**Task description:** Each entry below should appear again exactly as written, without pictures.

═══ Exercise data

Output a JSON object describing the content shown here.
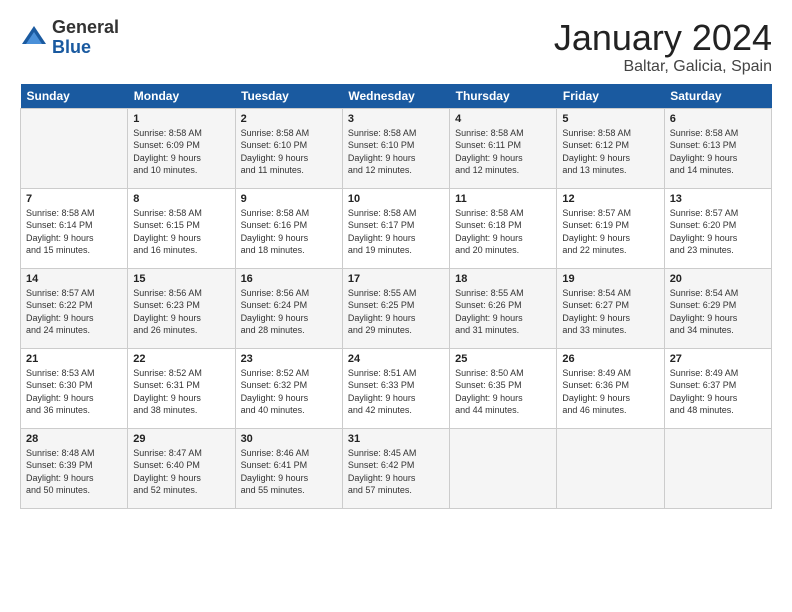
{
  "logo": {
    "general": "General",
    "blue": "Blue"
  },
  "title": "January 2024",
  "location": "Baltar, Galicia, Spain",
  "days_of_week": [
    "Sunday",
    "Monday",
    "Tuesday",
    "Wednesday",
    "Thursday",
    "Friday",
    "Saturday"
  ],
  "weeks": [
    [
      {
        "day": "",
        "info": ""
      },
      {
        "day": "1",
        "info": "Sunrise: 8:58 AM\nSunset: 6:09 PM\nDaylight: 9 hours\nand 10 minutes."
      },
      {
        "day": "2",
        "info": "Sunrise: 8:58 AM\nSunset: 6:10 PM\nDaylight: 9 hours\nand 11 minutes."
      },
      {
        "day": "3",
        "info": "Sunrise: 8:58 AM\nSunset: 6:10 PM\nDaylight: 9 hours\nand 12 minutes."
      },
      {
        "day": "4",
        "info": "Sunrise: 8:58 AM\nSunset: 6:11 PM\nDaylight: 9 hours\nand 12 minutes."
      },
      {
        "day": "5",
        "info": "Sunrise: 8:58 AM\nSunset: 6:12 PM\nDaylight: 9 hours\nand 13 minutes."
      },
      {
        "day": "6",
        "info": "Sunrise: 8:58 AM\nSunset: 6:13 PM\nDaylight: 9 hours\nand 14 minutes."
      }
    ],
    [
      {
        "day": "7",
        "info": "Sunrise: 8:58 AM\nSunset: 6:14 PM\nDaylight: 9 hours\nand 15 minutes."
      },
      {
        "day": "8",
        "info": "Sunrise: 8:58 AM\nSunset: 6:15 PM\nDaylight: 9 hours\nand 16 minutes."
      },
      {
        "day": "9",
        "info": "Sunrise: 8:58 AM\nSunset: 6:16 PM\nDaylight: 9 hours\nand 18 minutes."
      },
      {
        "day": "10",
        "info": "Sunrise: 8:58 AM\nSunset: 6:17 PM\nDaylight: 9 hours\nand 19 minutes."
      },
      {
        "day": "11",
        "info": "Sunrise: 8:58 AM\nSunset: 6:18 PM\nDaylight: 9 hours\nand 20 minutes."
      },
      {
        "day": "12",
        "info": "Sunrise: 8:57 AM\nSunset: 6:19 PM\nDaylight: 9 hours\nand 22 minutes."
      },
      {
        "day": "13",
        "info": "Sunrise: 8:57 AM\nSunset: 6:20 PM\nDaylight: 9 hours\nand 23 minutes."
      }
    ],
    [
      {
        "day": "14",
        "info": "Sunrise: 8:57 AM\nSunset: 6:22 PM\nDaylight: 9 hours\nand 24 minutes."
      },
      {
        "day": "15",
        "info": "Sunrise: 8:56 AM\nSunset: 6:23 PM\nDaylight: 9 hours\nand 26 minutes."
      },
      {
        "day": "16",
        "info": "Sunrise: 8:56 AM\nSunset: 6:24 PM\nDaylight: 9 hours\nand 28 minutes."
      },
      {
        "day": "17",
        "info": "Sunrise: 8:55 AM\nSunset: 6:25 PM\nDaylight: 9 hours\nand 29 minutes."
      },
      {
        "day": "18",
        "info": "Sunrise: 8:55 AM\nSunset: 6:26 PM\nDaylight: 9 hours\nand 31 minutes."
      },
      {
        "day": "19",
        "info": "Sunrise: 8:54 AM\nSunset: 6:27 PM\nDaylight: 9 hours\nand 33 minutes."
      },
      {
        "day": "20",
        "info": "Sunrise: 8:54 AM\nSunset: 6:29 PM\nDaylight: 9 hours\nand 34 minutes."
      }
    ],
    [
      {
        "day": "21",
        "info": "Sunrise: 8:53 AM\nSunset: 6:30 PM\nDaylight: 9 hours\nand 36 minutes."
      },
      {
        "day": "22",
        "info": "Sunrise: 8:52 AM\nSunset: 6:31 PM\nDaylight: 9 hours\nand 38 minutes."
      },
      {
        "day": "23",
        "info": "Sunrise: 8:52 AM\nSunset: 6:32 PM\nDaylight: 9 hours\nand 40 minutes."
      },
      {
        "day": "24",
        "info": "Sunrise: 8:51 AM\nSunset: 6:33 PM\nDaylight: 9 hours\nand 42 minutes."
      },
      {
        "day": "25",
        "info": "Sunrise: 8:50 AM\nSunset: 6:35 PM\nDaylight: 9 hours\nand 44 minutes."
      },
      {
        "day": "26",
        "info": "Sunrise: 8:49 AM\nSunset: 6:36 PM\nDaylight: 9 hours\nand 46 minutes."
      },
      {
        "day": "27",
        "info": "Sunrise: 8:49 AM\nSunset: 6:37 PM\nDaylight: 9 hours\nand 48 minutes."
      }
    ],
    [
      {
        "day": "28",
        "info": "Sunrise: 8:48 AM\nSunset: 6:39 PM\nDaylight: 9 hours\nand 50 minutes."
      },
      {
        "day": "29",
        "info": "Sunrise: 8:47 AM\nSunset: 6:40 PM\nDaylight: 9 hours\nand 52 minutes."
      },
      {
        "day": "30",
        "info": "Sunrise: 8:46 AM\nSunset: 6:41 PM\nDaylight: 9 hours\nand 55 minutes."
      },
      {
        "day": "31",
        "info": "Sunrise: 8:45 AM\nSunset: 6:42 PM\nDaylight: 9 hours\nand 57 minutes."
      },
      {
        "day": "",
        "info": ""
      },
      {
        "day": "",
        "info": ""
      },
      {
        "day": "",
        "info": ""
      }
    ]
  ]
}
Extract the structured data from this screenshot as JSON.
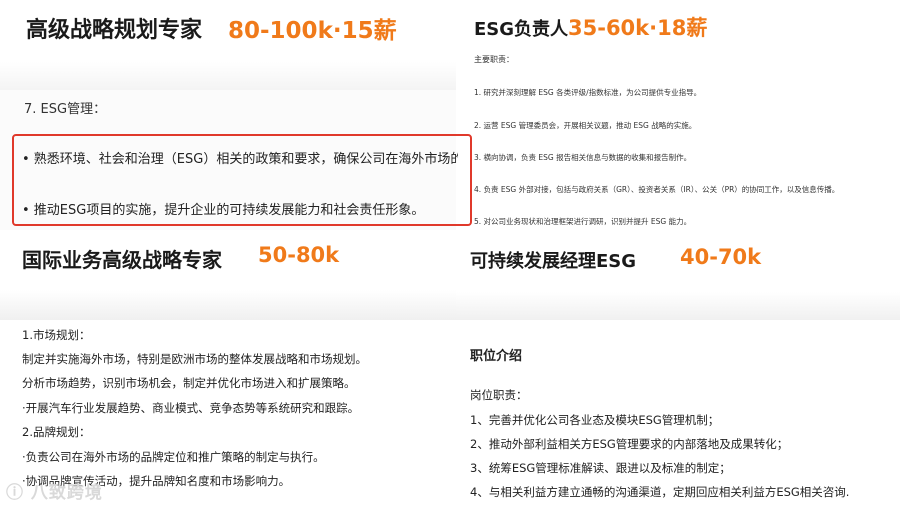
{
  "top_left": {
    "title": "高级战略规划专家",
    "salary": "80-100k·15薪",
    "section": "7. ESG管理：",
    "bullets": [
      "• 熟悉环境、社会和治理（ESG）相关的政策和要求，确保公司在海外市场的运营",
      "• 推动ESG项目的实施，提升企业的可持续发展能力和社会责任形象。"
    ]
  },
  "top_right": {
    "title": "ESG负责人",
    "salary": "35-60k·18薪",
    "heading": "主要职责：",
    "items": [
      "1. 研究并深刻理解 ESG 各类评级/指数标准，为公司提供专业指导。",
      "2. 运营 ESG 管理委员会，开展相关议题，推动 ESG 战略的实施。",
      "3. 横向协调，负责 ESG 报告相关信息与数据的收集和报告制作。",
      "4. 负责 ESG 外部对接，包括与政府关系（GR）、投资者关系（IR）、公关（PR）的协同工作，以及信息传播。",
      "5. 对公司业务现状和治理框架进行调研，识别并提升 ESG 能力。"
    ]
  },
  "bottom_left": {
    "title": "国际业务高级战略专家",
    "salary": "50-80k",
    "lines": [
      "1.市场规划：",
      "制定并实施海外市场，特别是欧洲市场的整体发展战略和市场规划。",
      "分析市场趋势，识别市场机会，制定并优化市场进入和扩展策略。",
      "·开展汽车行业发展趋势、商业模式、竞争态势等系统研究和跟踪。",
      "2.品牌规划：",
      "·负责公司在海外市场的品牌定位和推广策略的制定与执行。",
      "·协调品牌宣传活动，提升品牌知名度和市场影响力。"
    ]
  },
  "bottom_right": {
    "title": "可持续发展经理ESG",
    "salary": "40-70k",
    "intro_heading": "职位介绍",
    "duty_heading": "岗位职责：",
    "items": [
      "1、完善并优化公司各业态及模块ESG管理机制；",
      "2、推动外部利益相关方ESG管理要求的内部落地及成果转化；",
      "3、统筹ESG管理标准解读、跟进以及标准的制定；",
      "4、与相关利益方建立通畅的沟通渠道，定期回应相关利益方ESG相关咨询."
    ]
  },
  "watermark": "ⓘ 八致跨境"
}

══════

**Problem solution:**
Output a JSON object describing the content shown here.
{
  "logo": {
    "general": "General",
    "blue": "Blue"
  },
  "title": "January 2024",
  "location": "Baltar, Galicia, Spain",
  "days_of_week": [
    "Sunday",
    "Monday",
    "Tuesday",
    "Wednesday",
    "Thursday",
    "Friday",
    "Saturday"
  ],
  "weeks": [
    [
      {
        "day": "",
        "info": ""
      },
      {
        "day": "1",
        "info": "Sunrise: 8:58 AM\nSunset: 6:09 PM\nDaylight: 9 hours\nand 10 minutes."
      },
      {
        "day": "2",
        "info": "Sunrise: 8:58 AM\nSunset: 6:10 PM\nDaylight: 9 hours\nand 11 minutes."
      },
      {
        "day": "3",
        "info": "Sunrise: 8:58 AM\nSunset: 6:10 PM\nDaylight: 9 hours\nand 12 minutes."
      },
      {
        "day": "4",
        "info": "Sunrise: 8:58 AM\nSunset: 6:11 PM\nDaylight: 9 hours\nand 12 minutes."
      },
      {
        "day": "5",
        "info": "Sunrise: 8:58 AM\nSunset: 6:12 PM\nDaylight: 9 hours\nand 13 minutes."
      },
      {
        "day": "6",
        "info": "Sunrise: 8:58 AM\nSunset: 6:13 PM\nDaylight: 9 hours\nand 14 minutes."
      }
    ],
    [
      {
        "day": "7",
        "info": "Sunrise: 8:58 AM\nSunset: 6:14 PM\nDaylight: 9 hours\nand 15 minutes."
      },
      {
        "day": "8",
        "info": "Sunrise: 8:58 AM\nSunset: 6:15 PM\nDaylight: 9 hours\nand 16 minutes."
      },
      {
        "day": "9",
        "info": "Sunrise: 8:58 AM\nSunset: 6:16 PM\nDaylight: 9 hours\nand 18 minutes."
      },
      {
        "day": "10",
        "info": "Sunrise: 8:58 AM\nSunset: 6:17 PM\nDaylight: 9 hours\nand 19 minutes."
      },
      {
        "day": "11",
        "info": "Sunrise: 8:58 AM\nSunset: 6:18 PM\nDaylight: 9 hours\nand 20 minutes."
      },
      {
        "day": "12",
        "info": "Sunrise: 8:57 AM\nSunset: 6:19 PM\nDaylight: 9 hours\nand 22 minutes."
      },
      {
        "day": "13",
        "info": "Sunrise: 8:57 AM\nSunset: 6:20 PM\nDaylight: 9 hours\nand 23 minutes."
      }
    ],
    [
      {
        "day": "14",
        "info": "Sunrise: 8:57 AM\nSunset: 6:22 PM\nDaylight: 9 hours\nand 24 minutes."
      },
      {
        "day": "15",
        "info": "Sunrise: 8:56 AM\nSunset: 6:23 PM\nDaylight: 9 hours\nand 26 minutes."
      },
      {
        "day": "16",
        "info": "Sunrise: 8:56 AM\nSunset: 6:24 PM\nDaylight: 9 hours\nand 28 minutes."
      },
      {
        "day": "17",
        "info": "Sunrise: 8:55 AM\nSunset: 6:25 PM\nDaylight: 9 hours\nand 29 minutes."
      },
      {
        "day": "18",
        "info": "Sunrise: 8:55 AM\nSunset: 6:26 PM\nDaylight: 9 hours\nand 31 minutes."
      },
      {
        "day": "19",
        "info": "Sunrise: 8:54 AM\nSunset: 6:27 PM\nDaylight: 9 hours\nand 33 minutes."
      },
      {
        "day": "20",
        "info": "Sunrise: 8:54 AM\nSunset: 6:29 PM\nDaylight: 9 hours\nand 34 minutes."
      }
    ],
    [
      {
        "day": "21",
        "info": "Sunrise: 8:53 AM\nSunset: 6:30 PM\nDaylight: 9 hours\nand 36 minutes."
      },
      {
        "day": "22",
        "info": "Sunrise: 8:52 AM\nSunset: 6:31 PM\nDaylight: 9 hours\nand 38 minutes."
      },
      {
        "day": "23",
        "info": "Sunrise: 8:52 AM\nSunset: 6:32 PM\nDaylight: 9 hours\nand 40 minutes."
      },
      {
        "day": "24",
        "info": "Sunrise: 8:51 AM\nSunset: 6:33 PM\nDaylight: 9 hours\nand 42 minutes."
      },
      {
        "day": "25",
        "info": "Sunrise: 8:50 AM\nSunset: 6:35 PM\nDaylight: 9 hours\nand 44 minutes."
      },
      {
        "day": "26",
        "info": "Sunrise: 8:49 AM\nSunset: 6:36 PM\nDaylight: 9 hours\nand 46 minutes."
      },
      {
        "day": "27",
        "info": "Sunrise: 8:49 AM\nSunset: 6:37 PM\nDaylight: 9 hours\nand 48 minutes."
      }
    ],
    [
      {
        "day": "28",
        "info": "Sunrise: 8:48 AM\nSunset: 6:39 PM\nDaylight: 9 hours\nand 50 minutes."
      },
      {
        "day": "29",
        "info": "Sunrise: 8:47 AM\nSunset: 6:40 PM\nDaylight: 9 hours\nand 52 minutes."
      },
      {
        "day": "30",
        "info": "Sunrise: 8:46 AM\nSunset: 6:41 PM\nDaylight: 9 hours\nand 55 minutes."
      },
      {
        "day": "31",
        "info": "Sunrise: 8:45 AM\nSunset: 6:42 PM\nDaylight: 9 hours\nand 57 minutes."
      },
      {
        "day": "",
        "info": ""
      },
      {
        "day": "",
        "info": ""
      },
      {
        "day": "",
        "info": ""
      }
    ]
  ]
}
Extract the structured data from this screenshot as JSON.
{
  "top_left": {
    "title": "高级战略规划专家",
    "salary": "80-100k·15薪",
    "section": "7. ESG管理：",
    "bullets": [
      "• 熟悉环境、社会和治理（ESG）相关的政策和要求，确保公司在海外市场的运营",
      "• 推动ESG项目的实施，提升企业的可持续发展能力和社会责任形象。"
    ]
  },
  "top_right": {
    "title": "ESG负责人",
    "salary": "35-60k·18薪",
    "heading": "主要职责：",
    "items": [
      "1. 研究并深刻理解 ESG 各类评级/指数标准，为公司提供专业指导。",
      "2. 运营 ESG 管理委员会，开展相关议题，推动 ESG 战略的实施。",
      "3. 横向协调，负责 ESG 报告相关信息与数据的收集和报告制作。",
      "4. 负责 ESG 外部对接，包括与政府关系（GR）、投资者关系（IR）、公关（PR）的协同工作，以及信息传播。",
      "5. 对公司业务现状和治理框架进行调研，识别并提升 ESG 能力。"
    ]
  },
  "bottom_left": {
    "title": "国际业务高级战略专家",
    "salary": "50-80k",
    "lines": [
      "1.市场规划：",
      "制定并实施海外市场，特别是欧洲市场的整体发展战略和市场规划。",
      "分析市场趋势，识别市场机会，制定并优化市场进入和扩展策略。",
      "·开展汽车行业发展趋势、商业模式、竞争态势等系统研究和跟踪。",
      "2.品牌规划：",
      "·负责公司在海外市场的品牌定位和推广策略的制定与执行。",
      "·协调品牌宣传活动，提升品牌知名度和市场影响力。"
    ]
  },
  "bottom_right": {
    "title": "可持续发展经理ESG",
    "salary": "40-70k",
    "intro_heading": "职位介绍",
    "duty_heading": "岗位职责：",
    "items": [
      "1、完善并优化公司各业态及模块ESG管理机制；",
      "2、推动外部利益相关方ESG管理要求的内部落地及成果转化；",
      "3、统筹ESG管理标准解读、跟进以及标准的制定；",
      "4、与相关利益方建立通畅的沟通渠道，定期回应相关利益方ESG相关咨询."
    ]
  },
  "watermark": "ⓘ 八致跨境"
}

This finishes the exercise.